● **Try it**
Give back each line of the data exactly.

[Web page and app entries]

========================================

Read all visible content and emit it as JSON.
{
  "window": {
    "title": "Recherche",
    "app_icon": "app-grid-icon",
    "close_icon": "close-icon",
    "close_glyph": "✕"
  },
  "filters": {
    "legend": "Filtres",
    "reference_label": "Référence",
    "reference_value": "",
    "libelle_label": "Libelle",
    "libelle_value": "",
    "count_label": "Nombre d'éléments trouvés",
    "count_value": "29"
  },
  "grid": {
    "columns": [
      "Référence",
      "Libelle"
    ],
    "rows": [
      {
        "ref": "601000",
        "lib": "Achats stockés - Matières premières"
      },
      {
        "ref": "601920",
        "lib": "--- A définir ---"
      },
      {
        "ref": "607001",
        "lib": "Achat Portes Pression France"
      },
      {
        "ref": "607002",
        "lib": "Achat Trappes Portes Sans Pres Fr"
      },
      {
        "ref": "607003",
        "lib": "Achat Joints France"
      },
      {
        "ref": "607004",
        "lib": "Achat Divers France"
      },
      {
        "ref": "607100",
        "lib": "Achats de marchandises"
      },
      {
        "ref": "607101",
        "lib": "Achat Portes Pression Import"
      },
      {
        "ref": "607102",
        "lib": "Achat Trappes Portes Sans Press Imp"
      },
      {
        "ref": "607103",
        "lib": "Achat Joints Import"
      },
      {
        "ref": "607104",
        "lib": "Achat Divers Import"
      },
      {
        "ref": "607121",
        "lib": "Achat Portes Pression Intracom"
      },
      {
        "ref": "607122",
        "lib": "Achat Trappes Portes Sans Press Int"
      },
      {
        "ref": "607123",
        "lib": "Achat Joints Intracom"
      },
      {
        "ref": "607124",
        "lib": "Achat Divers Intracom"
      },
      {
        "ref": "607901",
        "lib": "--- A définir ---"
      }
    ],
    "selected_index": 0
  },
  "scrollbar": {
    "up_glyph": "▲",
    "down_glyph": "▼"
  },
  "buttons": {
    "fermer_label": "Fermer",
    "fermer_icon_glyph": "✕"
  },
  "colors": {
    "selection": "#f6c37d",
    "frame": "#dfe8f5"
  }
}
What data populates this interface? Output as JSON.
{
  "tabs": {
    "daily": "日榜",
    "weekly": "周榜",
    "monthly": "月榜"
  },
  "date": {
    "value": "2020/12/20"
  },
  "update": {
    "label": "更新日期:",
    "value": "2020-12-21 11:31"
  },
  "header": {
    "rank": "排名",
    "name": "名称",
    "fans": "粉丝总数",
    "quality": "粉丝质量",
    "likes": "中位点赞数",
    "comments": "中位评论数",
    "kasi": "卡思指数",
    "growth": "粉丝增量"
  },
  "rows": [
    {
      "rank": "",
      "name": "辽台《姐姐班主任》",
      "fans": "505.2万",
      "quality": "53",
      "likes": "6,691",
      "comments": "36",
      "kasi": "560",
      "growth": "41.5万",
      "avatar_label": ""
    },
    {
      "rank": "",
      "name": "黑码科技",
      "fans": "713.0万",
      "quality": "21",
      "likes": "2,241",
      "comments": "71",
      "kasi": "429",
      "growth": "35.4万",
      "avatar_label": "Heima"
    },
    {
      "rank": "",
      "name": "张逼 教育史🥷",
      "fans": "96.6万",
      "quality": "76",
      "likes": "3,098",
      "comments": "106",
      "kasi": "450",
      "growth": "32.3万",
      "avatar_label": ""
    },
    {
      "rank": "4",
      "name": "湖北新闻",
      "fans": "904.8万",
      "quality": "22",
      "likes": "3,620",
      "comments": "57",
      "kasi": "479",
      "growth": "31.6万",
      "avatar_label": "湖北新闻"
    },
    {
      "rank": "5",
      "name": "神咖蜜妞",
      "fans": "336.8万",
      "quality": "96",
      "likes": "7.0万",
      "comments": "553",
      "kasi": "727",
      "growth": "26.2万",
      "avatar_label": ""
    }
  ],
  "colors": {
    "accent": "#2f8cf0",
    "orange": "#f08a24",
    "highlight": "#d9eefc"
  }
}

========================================

● **Final answer**
Read all visible content and emit it as JSON.
{
  "window": {
    "title": "Recherche",
    "app_icon": "app-grid-icon",
    "close_icon": "close-icon",
    "close_glyph": "✕"
  },
  "filters": {
    "legend": "Filtres",
    "reference_label": "Référence",
    "reference_value": "",
    "libelle_label": "Libelle",
    "libelle_value": "",
    "count_label": "Nombre d'éléments trouvés",
    "count_value": "29"
  },
  "grid": {
    "columns": [
      "Référence",
      "Libelle"
    ],
    "rows": [
      {
        "ref": "601000",
        "lib": "Achats stockés - Matières premières"
      },
      {
        "ref": "601920",
        "lib": "--- A définir ---"
      },
      {
        "ref": "607001",
        "lib": "Achat Portes Pression France"
      },
      {
        "ref": "607002",
        "lib": "Achat Trappes Portes Sans Pres Fr"
      },
      {
        "ref": "607003",
        "lib": "Achat Joints France"
      },
      {
        "ref": "607004",
        "lib": "Achat Divers France"
      },
      {
        "ref": "607100",
        "lib": "Achats de marchandises"
      },
      {
        "ref": "607101",
        "lib": "Achat Portes Pression Import"
      },
      {
        "ref": "607102",
        "lib": "Achat Trappes Portes Sans Press Imp"
      },
      {
        "ref": "607103",
        "lib": "Achat Joints Import"
      },
      {
        "ref": "607104",
        "lib": "Achat Divers Import"
      },
      {
        "ref": "607121",
        "lib": "Achat Portes Pression Intracom"
      },
      {
        "ref": "607122",
        "lib": "Achat Trappes Portes Sans Press Int"
      },
      {
        "ref": "607123",
        "lib": "Achat Joints Intracom"
      },
      {
        "ref": "607124",
        "lib": "Achat Divers Intracom"
      },
      {
        "ref": "607901",
        "lib": "--- A définir ---"
      }
    ],
    "selected_index": 0
  },
  "scrollbar": {
    "up_glyph": "▲",
    "down_glyph": "▼"
  },
  "buttons": {
    "fermer_label": "Fermer",
    "fermer_icon_glyph": "✕"
  },
  "colors": {
    "selection": "#f6c37d",
    "frame": "#dfe8f5"
  }
}
What data populates this interface? Output as JSON.
{
  "tabs": {
    "daily": "日榜",
    "weekly": "周榜",
    "monthly": "月榜"
  },
  "date": {
    "value": "2020/12/20"
  },
  "update": {
    "label": "更新日期:",
    "value": "2020-12-21 11:31"
  },
  "header": {
    "rank": "排名",
    "name": "名称",
    "fans": "粉丝总数",
    "quality": "粉丝质量",
    "likes": "中位点赞数",
    "comments": "中位评论数",
    "kasi": "卡思指数",
    "growth": "粉丝增量"
  },
  "rows": [
    {
      "rank": "",
      "name": "辽台《姐姐班主任》",
      "fans": "505.2万",
      "quality": "53",
      "likes": "6,691",
      "comments": "36",
      "kasi": "560",
      "growth": "41.5万",
      "avatar_label": ""
    },
    {
      "rank": "",
      "name": "黑码科技",
      "fans": "713.0万",
      "quality": "21",
      "likes": "2,241",
      "comments": "71",
      "kasi": "429",
      "growth": "35.4万",
      "avatar_label": "Heima"
    },
    {
      "rank": "",
      "name": "张逼 教育史🥷",
      "fans": "96.6万",
      "quality": "76",
      "likes": "3,098",
      "comments": "106",
      "kasi": "450",
      "growth": "32.3万",
      "avatar_label": ""
    },
    {
      "rank": "4",
      "name": "湖北新闻",
      "fans": "904.8万",
      "quality": "22",
      "likes": "3,620",
      "comments": "57",
      "kasi": "479",
      "growth": "31.6万",
      "avatar_label": "湖北新闻"
    },
    {
      "rank": "5",
      "name": "神咖蜜妞",
      "fans": "336.8万",
      "quality": "96",
      "likes": "7.0万",
      "comments": "553",
      "kasi": "727",
      "growth": "26.2万",
      "avatar_label": ""
    }
  ],
  "colors": {
    "accent": "#2f8cf0",
    "orange": "#f08a24",
    "highlight": "#d9eefc"
  }
}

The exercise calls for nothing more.